What you are asked to do: Report only the number of lines in the following entries where the word "Treat" occurs.

Information given:

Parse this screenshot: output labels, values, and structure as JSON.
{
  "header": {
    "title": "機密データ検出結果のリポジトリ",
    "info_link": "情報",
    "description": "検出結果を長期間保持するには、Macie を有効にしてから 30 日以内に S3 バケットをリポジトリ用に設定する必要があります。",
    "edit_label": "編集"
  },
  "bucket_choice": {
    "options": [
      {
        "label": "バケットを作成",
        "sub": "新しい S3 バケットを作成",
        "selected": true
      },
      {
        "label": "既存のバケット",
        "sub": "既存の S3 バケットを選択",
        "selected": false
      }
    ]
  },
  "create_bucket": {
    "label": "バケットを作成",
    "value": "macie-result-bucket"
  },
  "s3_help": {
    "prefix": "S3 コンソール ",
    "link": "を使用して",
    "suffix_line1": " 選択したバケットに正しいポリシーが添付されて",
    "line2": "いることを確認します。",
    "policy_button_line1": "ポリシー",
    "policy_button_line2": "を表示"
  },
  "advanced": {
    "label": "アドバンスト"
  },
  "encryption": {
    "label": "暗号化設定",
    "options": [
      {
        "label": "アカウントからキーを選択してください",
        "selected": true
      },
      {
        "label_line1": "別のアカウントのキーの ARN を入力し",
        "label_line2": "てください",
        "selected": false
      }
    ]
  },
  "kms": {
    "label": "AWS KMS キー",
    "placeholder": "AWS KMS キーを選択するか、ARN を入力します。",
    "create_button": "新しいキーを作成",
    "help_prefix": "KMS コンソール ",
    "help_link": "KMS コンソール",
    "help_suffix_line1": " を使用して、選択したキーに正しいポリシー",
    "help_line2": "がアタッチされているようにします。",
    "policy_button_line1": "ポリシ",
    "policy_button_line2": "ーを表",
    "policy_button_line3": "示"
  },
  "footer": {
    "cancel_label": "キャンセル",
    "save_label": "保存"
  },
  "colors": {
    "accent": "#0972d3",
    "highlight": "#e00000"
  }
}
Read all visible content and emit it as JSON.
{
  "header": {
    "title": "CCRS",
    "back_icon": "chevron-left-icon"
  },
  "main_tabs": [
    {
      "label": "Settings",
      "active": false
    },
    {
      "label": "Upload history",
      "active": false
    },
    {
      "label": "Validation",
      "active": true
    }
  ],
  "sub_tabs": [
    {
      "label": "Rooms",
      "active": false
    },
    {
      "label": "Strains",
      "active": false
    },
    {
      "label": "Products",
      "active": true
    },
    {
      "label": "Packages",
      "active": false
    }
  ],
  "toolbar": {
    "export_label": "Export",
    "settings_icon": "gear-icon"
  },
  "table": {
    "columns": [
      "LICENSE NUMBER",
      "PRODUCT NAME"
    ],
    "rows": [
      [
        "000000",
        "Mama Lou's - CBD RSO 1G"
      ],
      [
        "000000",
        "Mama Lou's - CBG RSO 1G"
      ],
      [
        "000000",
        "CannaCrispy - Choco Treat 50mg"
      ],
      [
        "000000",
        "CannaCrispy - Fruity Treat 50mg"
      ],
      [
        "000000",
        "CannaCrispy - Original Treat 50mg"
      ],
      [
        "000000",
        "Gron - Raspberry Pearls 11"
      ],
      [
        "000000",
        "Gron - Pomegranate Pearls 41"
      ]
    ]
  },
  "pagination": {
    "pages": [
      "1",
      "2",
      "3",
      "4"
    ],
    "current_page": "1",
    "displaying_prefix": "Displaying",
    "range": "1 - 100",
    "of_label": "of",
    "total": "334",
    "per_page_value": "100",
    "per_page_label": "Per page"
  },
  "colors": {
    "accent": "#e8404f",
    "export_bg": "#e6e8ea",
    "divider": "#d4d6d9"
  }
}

Written answer: 3